There are also a bunch of smaller features, bugfixes, and infrastructure improvements; see the changelog for a more complete list.

And what’s next?

Between now and March, we’re going to be focused on three kinds of improvements:

We’ll try to do our next release around the start of February. It might have a new error system, support for bootstrap reporting, easier setup, and more!

Here’s how to try it out

We rely on users and volunteers to find problems in our software and suggest directions for its improvement. Although Arti isn’t yet ready for production use, it should work fine as a SOCKS proxy (if you’re willing to compile from source) and as an embeddable library (if you don’t mind a little API instability).

Assuming you’ve installed Arti (with cargo install arti, or directly from a cloned repository), you can use it to start a simple SOCKS proxy for making connections via Tor with:

$ arti proxy -p 9150

and use more or less as you would use the C Tor implementation!

(It doesn’t support onion services yet. If compilation doesn’t work, make sure you have development files for libsqlite installed on your platform.)

For more information, check out the README file. (For now, it assumes that you’re comfortable building Rust programs from the command line). Our CONTRIBUTING file has more information on installing development tools, and on using Arti inside of Tor Browser. (If you want to try that, please be aware that Arti doesn’t support onion services yet.)

When you find bugs, please report them on our bugtracker. You can request an account or report a bug anonymously.

And if this documentation doesn’t make sense, please ask questions! The questions you ask today might help improve the documentation tomorrow.

Call for comments—Urgent!

We need feedback on our APIs. Sure, we think we’re making them more complete and ergonomic… but it’s the users’ opinion that matters!

Here are some ideas of how you can help:

  1. You can read over the high-level APIs for the arti-client crate, and look for places where the documentation could be more clear, or where the API is ugly or hard to work with.

  2. Try writing more code with this API: what do you wish you could do with Tor in Rust? Give it a try! Does this API make it possible? Is any part of it harder than necessary? (If you want, maybe clean up your code and contribute it as an example?)

Acknowledgments

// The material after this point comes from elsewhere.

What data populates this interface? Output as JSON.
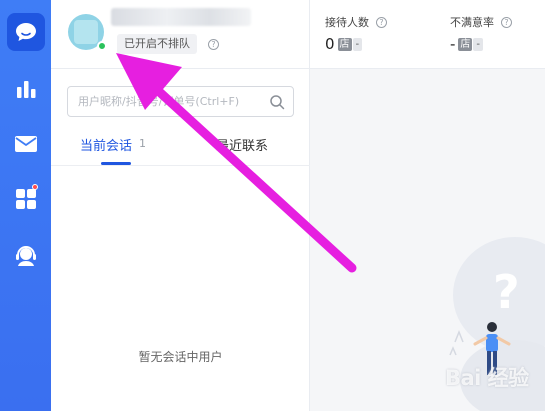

Thanks to everybody who has contributed to this release, including dagon,
Daniel Eades, Muhammad Falak R Wani, Neel Chauhan, Trinity Pointard, and
Yuan Lyu!

And thanks, of course, to Zcash Open Major Grants (ZOMG) for funding this project!

By admin